JONATHAN KUTTAB’S Is the Two-State Solution Obsolete? is an important, clear-eyed contribution to the conversation about the future of Israel-Palestine. Kuttab directly and with a forgiving spirit addresses what is at stake, making clear why thinking beyond the two-state solution paradigm is necessary for anyone who seeks a just and equitable path forward in the region.
As he writes, the “facts on the ground” are such that the geography of the two-state solution is untenable. He primarily discusses the emotional and social toll of uprooting the settlement enterprise, which is made up of more than 700,000 Jewish settlers living scattered across the West Bank. Israel has been building the infrastructure of a one-state reality for decades now, infrastructure that advances de facto annexation, suburbanizing settlements in the Jewish imagination, and fragmenting huge swaths of Palestinian territory. Jewish Jerusalem and its settlements, roadways, and municipal systems sprawl into the boundaries of Ramallah, Bethlehem, the Jordan Valley, and Palestinian East Jerusalem.

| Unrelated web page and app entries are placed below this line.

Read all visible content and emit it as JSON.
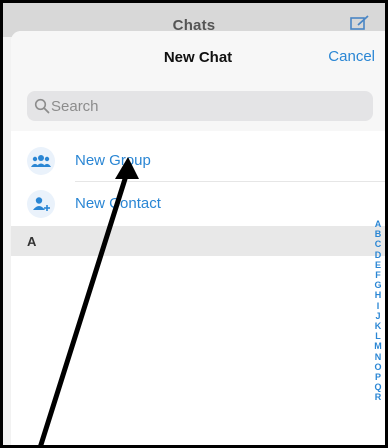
{
  "background": {
    "title": "Chats",
    "compose_icon": "compose-icon"
  },
  "sheet": {
    "title": "New Chat",
    "cancel_label": "Cancel",
    "search": {
      "placeholder": "Search",
      "value": ""
    },
    "actions": [
      {
        "label": "New Group",
        "icon": "group-icon"
      },
      {
        "label": "New Contact",
        "icon": "add-contact-icon"
      }
    ],
    "section_letter": "A",
    "alphabet_index": [
      "A",
      "B",
      "C",
      "D",
      "E",
      "F",
      "G",
      "H",
      "I",
      "J",
      "K",
      "L",
      "M",
      "N",
      "O",
      "P",
      "Q",
      "R"
    ]
  },
  "colors": {
    "accent": "#2a86d4",
    "section_bg": "#e8e8e8",
    "search_bg": "#e4e4e6"
  }
}
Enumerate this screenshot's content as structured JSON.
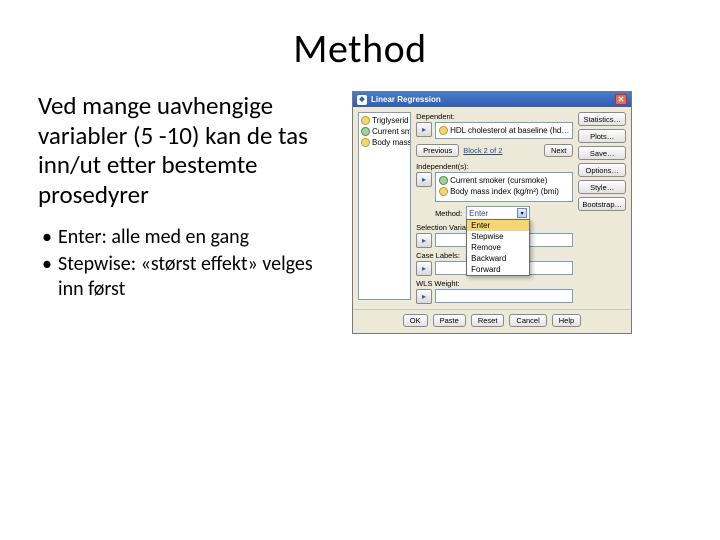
{
  "title": "Method",
  "intro": "Ved mange uavhengige variabler (5 -10) kan de tas inn/ut etter bestemte prosedyrer",
  "bullets": [
    "Enter: alle med en gang",
    "Stepwise: «størst effekt» velges inn først"
  ],
  "spss": {
    "window_title": "Linear Regression",
    "close_glyph": "✕",
    "var_list": [
      {
        "label": "Triglyserid (tric)",
        "icon": "scale"
      },
      {
        "label": "Current smoker (curs…",
        "icon": "nom"
      },
      {
        "label": "Body mass index (kg…",
        "icon": "scale"
      }
    ],
    "labels": {
      "dependent": "Dependent:",
      "block": "Block 2 of 2",
      "previous": "Previous",
      "next": "Next",
      "independent": "Independent(s):",
      "method": "Method:",
      "selection": "Selection Variable:",
      "case": "Case Labels:",
      "wls": "WLS Weight:"
    },
    "dependent_value": "HDL cholesterol at baseline (hd…",
    "independents": [
      {
        "label": "Current smoker (cursmoke)",
        "icon": "nom"
      },
      {
        "label": "Body mass index (kg/m²) (bmi)",
        "icon": "scale"
      }
    ],
    "method_value": "Enter",
    "method_options": [
      "Enter",
      "Stepwise",
      "Remove",
      "Backward",
      "Forward"
    ],
    "right_buttons": [
      "Statistics…",
      "Plots…",
      "Save…",
      "Options…",
      "Style…",
      "Bootstrap…"
    ],
    "footer_buttons": [
      "OK",
      "Paste",
      "Reset",
      "Cancel",
      "Help"
    ]
  }
}
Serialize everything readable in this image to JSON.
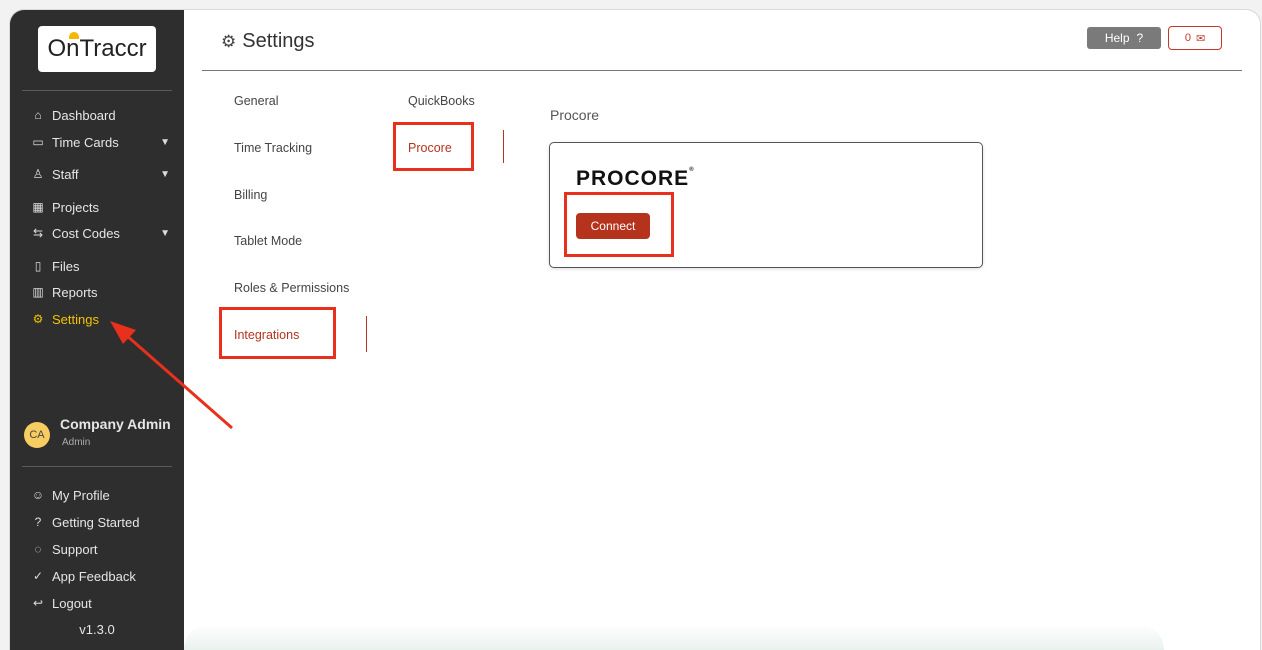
{
  "brand": {
    "logo_text": "OnTraccr",
    "accent": "#b5321c",
    "highlight": "#e8301d",
    "sidebar_active": "#f2c300"
  },
  "sidebar": {
    "items": [
      {
        "label": "Dashboard",
        "icon": "home-icon",
        "chevron": false
      },
      {
        "label": "Time Cards",
        "icon": "calendar-icon",
        "chevron": true
      },
      {
        "label": "Staff",
        "icon": "person-icon",
        "chevron": true
      },
      {
        "label": "Projects",
        "icon": "project-board-icon",
        "chevron": false
      },
      {
        "label": "Cost Codes",
        "icon": "swap-icon",
        "chevron": true
      },
      {
        "label": "Files",
        "icon": "file-icon",
        "chevron": false
      },
      {
        "label": "Reports",
        "icon": "bar-chart-icon",
        "chevron": false
      },
      {
        "label": "Settings",
        "icon": "gear-icon",
        "chevron": false,
        "active": true
      }
    ],
    "user": {
      "initials": "CA",
      "name": "Company Admin",
      "role": "Admin"
    },
    "bottom_items": [
      {
        "label": "My Profile",
        "icon": "smile-icon"
      },
      {
        "label": "Getting Started",
        "icon": "question-circle-icon"
      },
      {
        "label": "Support",
        "icon": "chat-icon"
      },
      {
        "label": "App Feedback",
        "icon": "thumbs-up-icon"
      },
      {
        "label": "Logout",
        "icon": "logout-icon"
      }
    ],
    "version": "v1.3.0"
  },
  "header": {
    "title": "Settings",
    "help_label": "Help",
    "notification_count": "0"
  },
  "settings_menu": [
    "General",
    "Time Tracking",
    "Billing",
    "Tablet Mode",
    "Roles & Permissions",
    "Integrations"
  ],
  "settings_selected": "Integrations",
  "integrations_menu": [
    "QuickBooks",
    "Procore"
  ],
  "integrations_selected": "Procore",
  "procore": {
    "section_title": "Procore",
    "logo_text": "PROCORE",
    "connect_label": "Connect"
  }
}
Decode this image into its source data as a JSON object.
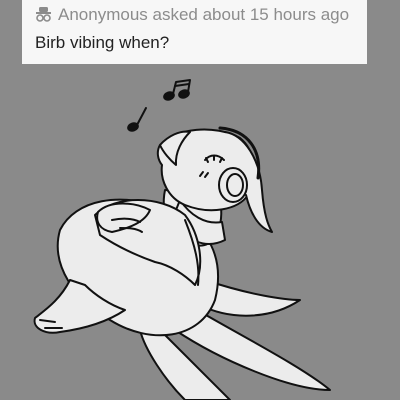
{
  "question": {
    "icon": "anonymous-icon",
    "asker_text": "Anonymous asked about 15 hours ago",
    "question_text": "Birb vibing when?"
  },
  "colors": {
    "background": "#8a8a8a",
    "card": "#f7f7f7",
    "meta_text": "#8c8c8c",
    "question_text": "#222222",
    "lineart": "#111111",
    "fill": "#ececec"
  }
}
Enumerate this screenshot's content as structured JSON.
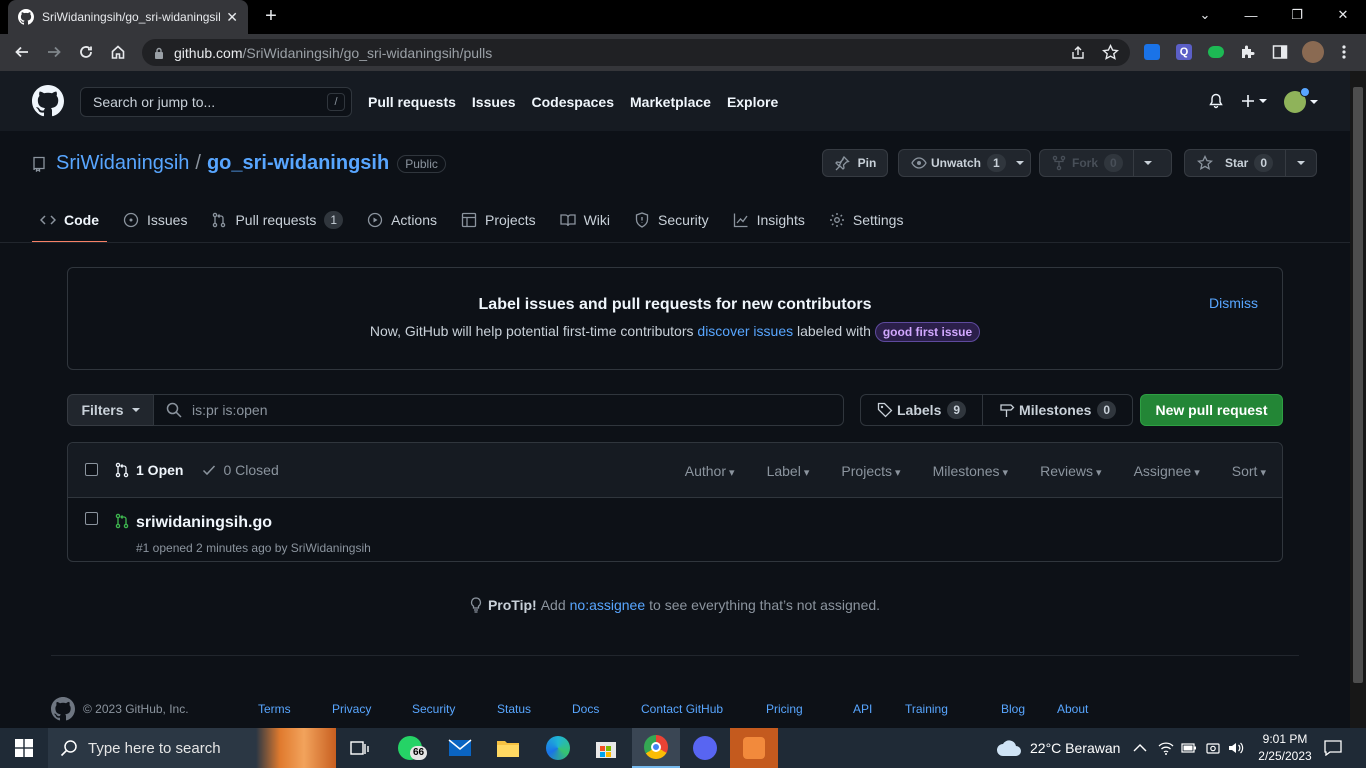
{
  "browser": {
    "tab_title": "SriWidaningsih/go_sri-widaningsih",
    "tab_close": "✕",
    "new_tab": "+",
    "url_host": "github.com",
    "url_path": "/SriWidaningsih/go_sri-widaningsih/pulls"
  },
  "header": {
    "search_placeholder": "Search or jump to...",
    "search_key": "/",
    "nav": [
      "Pull requests",
      "Issues",
      "Codespaces",
      "Marketplace",
      "Explore"
    ]
  },
  "repo": {
    "owner": "SriWidaningsih",
    "separator": "/",
    "name": "go_sri-widaningsih",
    "visibility": "Public",
    "pin_label": "Pin",
    "watch_label": "Unwatch",
    "watch_count": "1",
    "fork_label": "Fork",
    "fork_count": "0",
    "star_label": "Star",
    "star_count": "0"
  },
  "tabs": [
    {
      "label": "Code",
      "icon": "code-icon"
    },
    {
      "label": "Issues",
      "icon": "issue-icon"
    },
    {
      "label": "Pull requests",
      "icon": "pull-request-icon",
      "count": "1"
    },
    {
      "label": "Actions",
      "icon": "play-icon"
    },
    {
      "label": "Projects",
      "icon": "table-icon"
    },
    {
      "label": "Wiki",
      "icon": "book-icon"
    },
    {
      "label": "Security",
      "icon": "shield-icon"
    },
    {
      "label": "Insights",
      "icon": "graph-icon"
    },
    {
      "label": "Settings",
      "icon": "gear-icon"
    }
  ],
  "banner": {
    "title": "Label issues and pull requests for new contributors",
    "text_before": "Now, GitHub will help potential first-time contributors",
    "link": "discover issues",
    "text_after": "labeled with",
    "label": "good first issue",
    "dismiss": "Dismiss"
  },
  "filters": {
    "button": "Filters",
    "query": "is:pr is:open",
    "labels_label": "Labels",
    "labels_count": "9",
    "milestones_label": "Milestones",
    "milestones_count": "0",
    "new_pr": "New pull request"
  },
  "list": {
    "open": "1 Open",
    "closed": "0 Closed",
    "sorters": [
      "Author",
      "Label",
      "Projects",
      "Milestones",
      "Reviews",
      "Assignee",
      "Sort"
    ],
    "items": [
      {
        "title": "sriwidaningsih.go",
        "meta": "#1 opened 2 minutes ago by SriWidaningsih"
      }
    ]
  },
  "protip": {
    "lead": "ProTip!",
    "before": "Add",
    "link": "no:assignee",
    "after": "to see everything that’s not assigned."
  },
  "footer": {
    "copyright": "© 2023 GitHub, Inc.",
    "links": [
      "Terms",
      "Privacy",
      "Security",
      "Status",
      "Docs",
      "Contact GitHub",
      "Pricing",
      "API",
      "Training",
      "Blog",
      "About"
    ]
  },
  "taskbar": {
    "search_placeholder": "Type here to search",
    "whatsapp_badge": "66",
    "weather": "22°C  Berawan",
    "time": "9:01 PM",
    "date": "2/25/2023"
  },
  "colors": {
    "accent_green": "#238636",
    "link_blue": "#58a6ff",
    "active_tab": "#f78166"
  }
}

Currently, Israel is working on highway, housing, and water projects that are literally destroying and tunneling through mountains—and communities—in the landscape around Jerusalem and throughout the West Bank. This is not to mention the unending settler encroachment—in the past month alone, there have been four new settler outpost projects just in the South Hebron Hills. These steps are not easily undone, and with each construction project, Israel’s pseudo “two-state commitment” becomes more and more deeply embedded in an oppressive and unequal one-state reality.